*Required work*. In the data below, which lines hold the word "JSON"? Copy them.

*Stored data*.
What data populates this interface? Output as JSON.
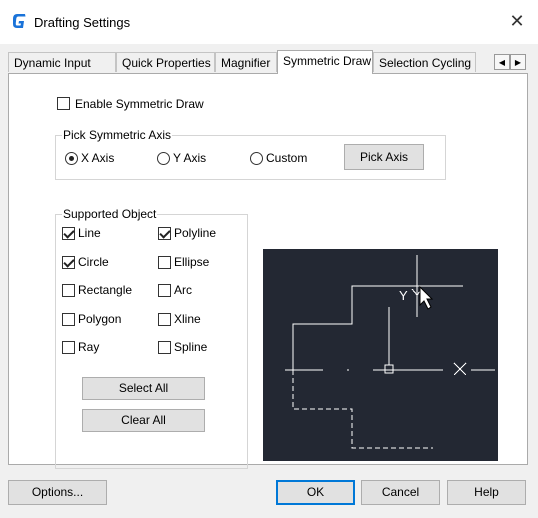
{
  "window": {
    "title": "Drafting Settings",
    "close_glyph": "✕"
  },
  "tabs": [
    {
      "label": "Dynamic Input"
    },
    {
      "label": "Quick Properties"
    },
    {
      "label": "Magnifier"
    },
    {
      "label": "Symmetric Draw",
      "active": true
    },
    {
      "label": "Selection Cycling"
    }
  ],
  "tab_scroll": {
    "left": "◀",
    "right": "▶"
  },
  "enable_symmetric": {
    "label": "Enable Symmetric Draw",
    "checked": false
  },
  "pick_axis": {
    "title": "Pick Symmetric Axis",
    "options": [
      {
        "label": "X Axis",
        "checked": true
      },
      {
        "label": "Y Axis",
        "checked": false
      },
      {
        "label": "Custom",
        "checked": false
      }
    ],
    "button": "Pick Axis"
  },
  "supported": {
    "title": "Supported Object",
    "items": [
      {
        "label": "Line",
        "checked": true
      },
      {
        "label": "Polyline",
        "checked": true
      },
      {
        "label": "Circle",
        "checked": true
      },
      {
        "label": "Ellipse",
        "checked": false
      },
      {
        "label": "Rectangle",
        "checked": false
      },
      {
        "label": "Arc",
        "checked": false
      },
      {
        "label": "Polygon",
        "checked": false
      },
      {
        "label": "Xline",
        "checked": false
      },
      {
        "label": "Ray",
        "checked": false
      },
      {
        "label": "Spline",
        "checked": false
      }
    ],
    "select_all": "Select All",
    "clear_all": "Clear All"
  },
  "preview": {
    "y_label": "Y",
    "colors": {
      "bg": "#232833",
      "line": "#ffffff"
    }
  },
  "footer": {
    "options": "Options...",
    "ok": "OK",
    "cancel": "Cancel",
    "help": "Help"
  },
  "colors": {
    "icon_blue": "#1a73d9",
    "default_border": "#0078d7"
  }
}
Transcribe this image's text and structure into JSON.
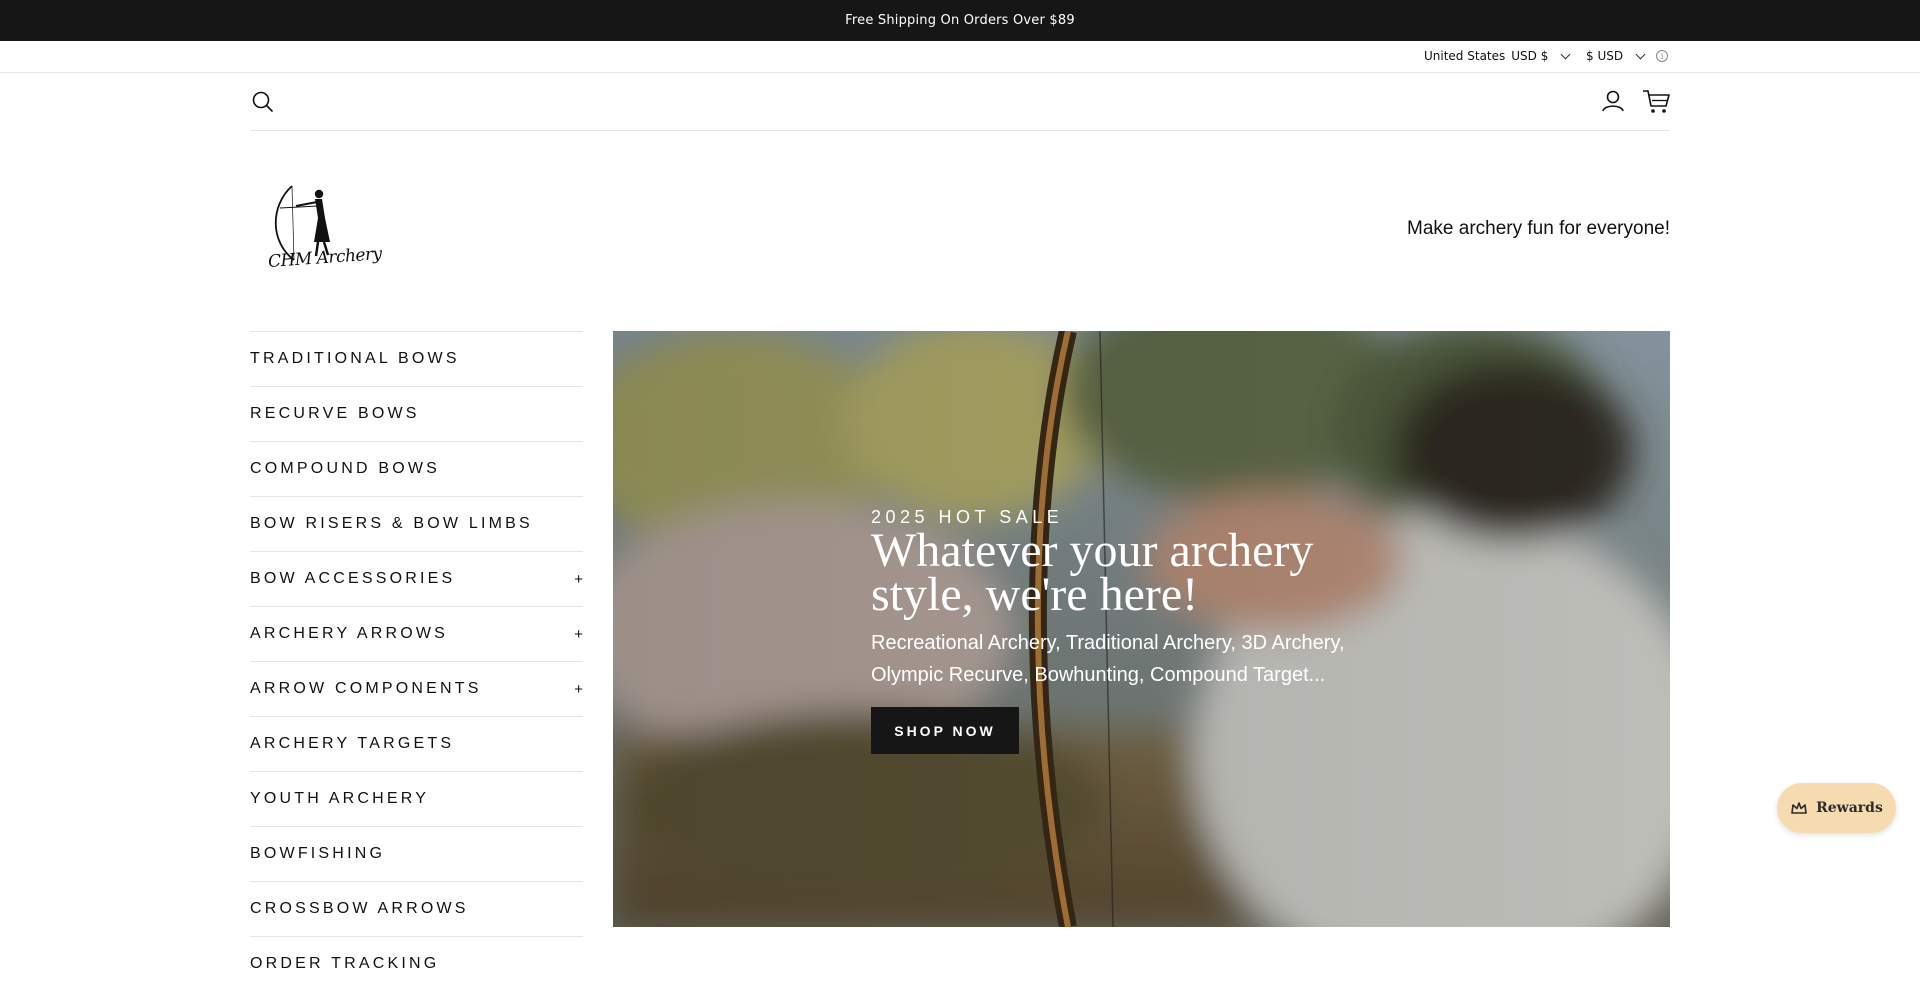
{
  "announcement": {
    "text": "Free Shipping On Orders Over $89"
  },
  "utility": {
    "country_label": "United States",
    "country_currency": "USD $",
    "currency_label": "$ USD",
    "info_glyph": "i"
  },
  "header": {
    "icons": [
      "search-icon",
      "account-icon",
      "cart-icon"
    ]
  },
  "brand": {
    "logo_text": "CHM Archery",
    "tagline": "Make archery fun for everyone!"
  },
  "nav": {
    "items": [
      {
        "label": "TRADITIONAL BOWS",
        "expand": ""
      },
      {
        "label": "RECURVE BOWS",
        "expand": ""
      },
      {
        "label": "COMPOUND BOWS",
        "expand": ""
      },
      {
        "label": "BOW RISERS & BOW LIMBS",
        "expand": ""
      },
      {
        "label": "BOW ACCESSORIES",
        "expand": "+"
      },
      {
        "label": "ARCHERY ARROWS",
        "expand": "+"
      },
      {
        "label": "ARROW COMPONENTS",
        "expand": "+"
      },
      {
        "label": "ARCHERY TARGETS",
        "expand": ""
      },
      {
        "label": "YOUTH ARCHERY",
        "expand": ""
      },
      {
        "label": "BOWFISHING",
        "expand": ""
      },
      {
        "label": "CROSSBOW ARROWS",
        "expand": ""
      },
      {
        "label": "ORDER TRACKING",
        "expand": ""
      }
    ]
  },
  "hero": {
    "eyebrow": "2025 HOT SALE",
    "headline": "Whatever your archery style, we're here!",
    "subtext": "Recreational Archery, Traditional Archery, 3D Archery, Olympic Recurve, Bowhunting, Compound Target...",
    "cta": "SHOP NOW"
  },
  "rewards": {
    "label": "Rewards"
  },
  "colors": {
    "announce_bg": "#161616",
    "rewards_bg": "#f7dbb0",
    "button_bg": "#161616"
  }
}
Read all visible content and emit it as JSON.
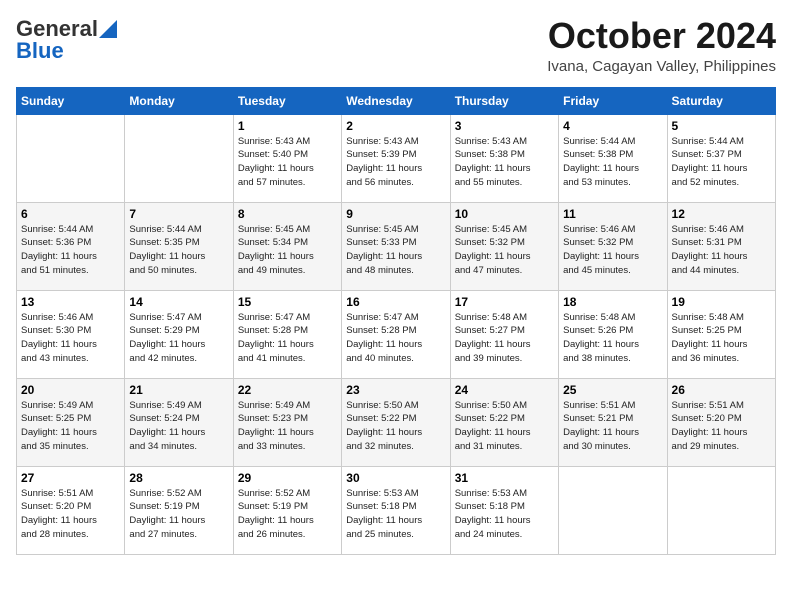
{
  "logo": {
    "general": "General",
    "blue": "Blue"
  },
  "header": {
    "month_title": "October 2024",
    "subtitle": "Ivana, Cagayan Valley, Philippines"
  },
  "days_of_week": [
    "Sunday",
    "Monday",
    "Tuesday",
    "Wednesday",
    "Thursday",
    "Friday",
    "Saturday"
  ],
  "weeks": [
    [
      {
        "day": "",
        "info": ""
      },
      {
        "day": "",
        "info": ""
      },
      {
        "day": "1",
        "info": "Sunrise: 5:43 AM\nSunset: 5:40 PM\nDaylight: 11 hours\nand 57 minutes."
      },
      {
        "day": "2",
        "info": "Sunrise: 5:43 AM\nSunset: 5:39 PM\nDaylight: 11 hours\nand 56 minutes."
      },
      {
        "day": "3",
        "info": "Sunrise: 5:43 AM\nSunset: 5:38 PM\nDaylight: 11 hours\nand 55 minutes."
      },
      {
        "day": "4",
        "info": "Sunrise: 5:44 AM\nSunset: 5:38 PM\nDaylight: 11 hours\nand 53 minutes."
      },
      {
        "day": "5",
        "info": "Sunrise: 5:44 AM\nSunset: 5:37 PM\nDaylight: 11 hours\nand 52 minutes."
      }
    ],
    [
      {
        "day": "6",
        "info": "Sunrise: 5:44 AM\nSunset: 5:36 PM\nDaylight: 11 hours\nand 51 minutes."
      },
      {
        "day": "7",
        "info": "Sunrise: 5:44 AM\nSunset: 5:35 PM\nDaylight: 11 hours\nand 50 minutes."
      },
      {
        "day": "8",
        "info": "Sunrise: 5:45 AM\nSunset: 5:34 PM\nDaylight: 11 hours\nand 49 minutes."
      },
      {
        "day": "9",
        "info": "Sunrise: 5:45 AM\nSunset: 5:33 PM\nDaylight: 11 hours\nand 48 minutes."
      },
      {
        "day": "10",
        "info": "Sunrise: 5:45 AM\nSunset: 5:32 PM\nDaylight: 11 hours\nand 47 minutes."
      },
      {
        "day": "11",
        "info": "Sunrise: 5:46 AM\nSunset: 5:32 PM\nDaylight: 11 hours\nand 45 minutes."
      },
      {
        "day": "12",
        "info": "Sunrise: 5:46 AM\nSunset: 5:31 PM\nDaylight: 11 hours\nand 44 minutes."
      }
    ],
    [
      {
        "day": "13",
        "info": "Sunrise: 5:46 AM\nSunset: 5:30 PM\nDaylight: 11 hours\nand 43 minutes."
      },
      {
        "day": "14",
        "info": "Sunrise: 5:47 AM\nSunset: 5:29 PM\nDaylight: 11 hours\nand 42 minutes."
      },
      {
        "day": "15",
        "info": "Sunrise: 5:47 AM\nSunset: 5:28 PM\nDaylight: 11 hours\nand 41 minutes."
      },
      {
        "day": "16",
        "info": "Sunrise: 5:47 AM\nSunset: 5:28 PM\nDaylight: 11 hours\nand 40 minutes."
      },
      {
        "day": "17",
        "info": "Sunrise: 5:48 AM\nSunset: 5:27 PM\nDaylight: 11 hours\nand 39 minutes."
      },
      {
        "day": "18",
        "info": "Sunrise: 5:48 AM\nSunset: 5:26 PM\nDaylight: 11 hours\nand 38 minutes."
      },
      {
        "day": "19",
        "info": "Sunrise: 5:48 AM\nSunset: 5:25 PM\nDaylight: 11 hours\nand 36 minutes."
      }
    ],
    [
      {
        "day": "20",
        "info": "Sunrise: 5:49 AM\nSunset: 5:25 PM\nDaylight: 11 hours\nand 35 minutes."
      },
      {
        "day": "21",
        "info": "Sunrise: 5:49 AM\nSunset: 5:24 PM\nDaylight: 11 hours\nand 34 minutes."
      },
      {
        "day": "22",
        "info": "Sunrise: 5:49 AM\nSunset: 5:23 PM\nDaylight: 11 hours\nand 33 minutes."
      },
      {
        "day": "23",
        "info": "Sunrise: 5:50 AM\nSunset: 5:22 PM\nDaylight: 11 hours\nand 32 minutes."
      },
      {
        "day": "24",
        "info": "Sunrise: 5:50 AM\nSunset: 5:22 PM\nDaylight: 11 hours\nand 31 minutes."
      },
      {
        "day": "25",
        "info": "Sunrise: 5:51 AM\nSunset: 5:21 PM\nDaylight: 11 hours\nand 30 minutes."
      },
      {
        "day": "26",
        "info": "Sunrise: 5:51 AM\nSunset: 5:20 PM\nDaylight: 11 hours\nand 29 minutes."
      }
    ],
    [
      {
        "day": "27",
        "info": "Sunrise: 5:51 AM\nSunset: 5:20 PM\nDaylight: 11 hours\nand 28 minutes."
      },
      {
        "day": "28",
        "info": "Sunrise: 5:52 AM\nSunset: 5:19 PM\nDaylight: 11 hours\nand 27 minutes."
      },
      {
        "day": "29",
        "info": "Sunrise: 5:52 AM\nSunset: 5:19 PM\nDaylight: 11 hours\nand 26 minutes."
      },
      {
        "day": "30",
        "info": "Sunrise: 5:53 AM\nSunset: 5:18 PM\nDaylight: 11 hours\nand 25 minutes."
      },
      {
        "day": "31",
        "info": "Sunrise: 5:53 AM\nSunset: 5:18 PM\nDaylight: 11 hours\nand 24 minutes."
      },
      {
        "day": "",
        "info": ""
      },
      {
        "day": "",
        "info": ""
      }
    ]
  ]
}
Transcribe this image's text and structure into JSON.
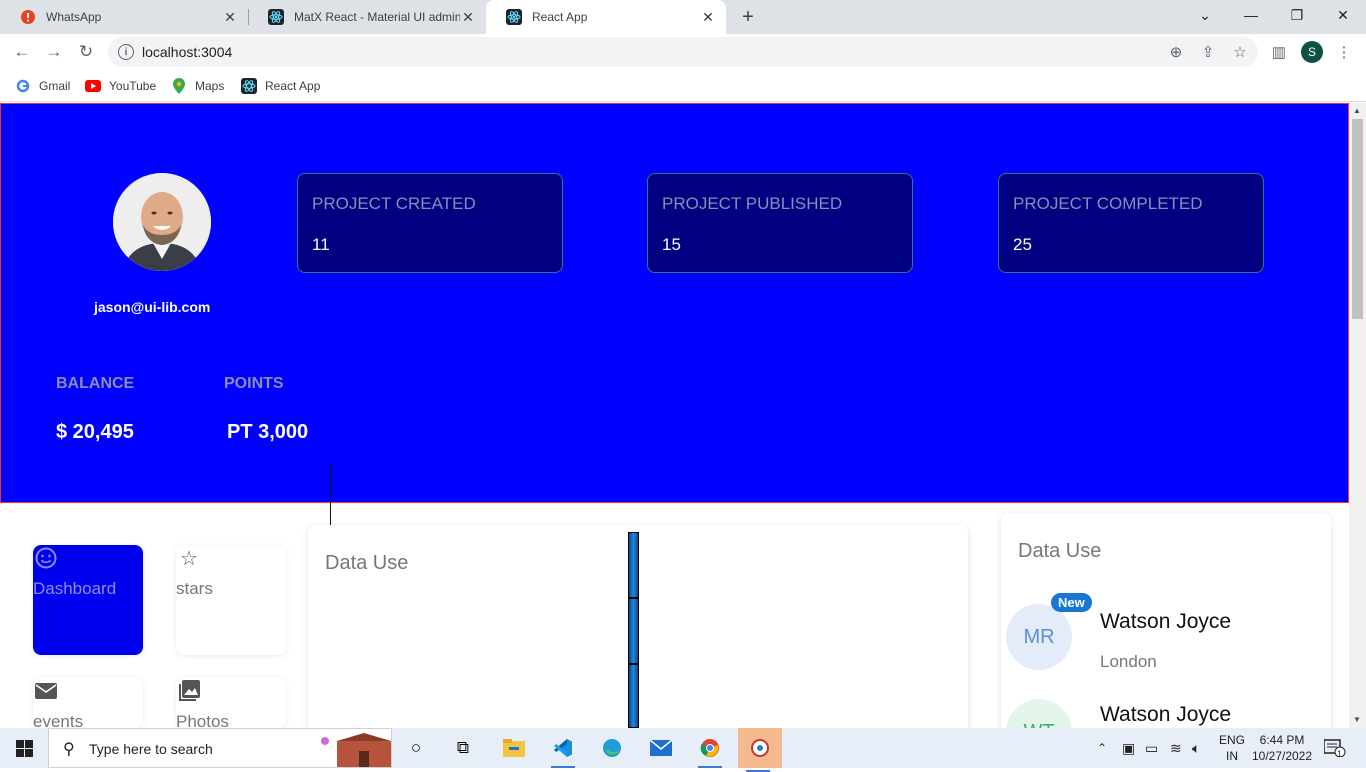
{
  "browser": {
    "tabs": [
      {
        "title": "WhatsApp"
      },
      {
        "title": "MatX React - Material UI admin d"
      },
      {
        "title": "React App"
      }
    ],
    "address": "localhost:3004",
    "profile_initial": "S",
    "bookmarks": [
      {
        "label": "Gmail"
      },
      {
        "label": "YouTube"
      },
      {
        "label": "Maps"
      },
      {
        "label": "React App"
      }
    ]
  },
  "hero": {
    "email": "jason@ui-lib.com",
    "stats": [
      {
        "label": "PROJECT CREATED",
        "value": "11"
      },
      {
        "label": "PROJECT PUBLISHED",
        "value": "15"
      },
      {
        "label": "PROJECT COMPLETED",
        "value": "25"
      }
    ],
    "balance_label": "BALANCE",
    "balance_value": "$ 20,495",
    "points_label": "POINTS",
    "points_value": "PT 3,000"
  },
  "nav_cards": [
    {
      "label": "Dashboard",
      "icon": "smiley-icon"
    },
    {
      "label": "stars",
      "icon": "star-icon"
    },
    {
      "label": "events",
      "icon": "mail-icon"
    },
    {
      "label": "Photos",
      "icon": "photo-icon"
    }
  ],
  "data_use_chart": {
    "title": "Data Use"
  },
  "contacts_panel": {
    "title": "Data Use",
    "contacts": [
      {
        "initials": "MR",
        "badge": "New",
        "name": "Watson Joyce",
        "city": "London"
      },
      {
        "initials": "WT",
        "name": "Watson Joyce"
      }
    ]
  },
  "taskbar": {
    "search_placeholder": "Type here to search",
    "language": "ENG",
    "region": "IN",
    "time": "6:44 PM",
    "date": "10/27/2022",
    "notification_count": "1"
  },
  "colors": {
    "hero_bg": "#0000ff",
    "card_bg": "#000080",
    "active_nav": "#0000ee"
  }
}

*Expected output*.
What data populates this interface? Output as JSON.
Transcribe this image's text and structure into JSON.
Read all visible content and emit it as JSON.
Transcribe this image's text and structure into JSON.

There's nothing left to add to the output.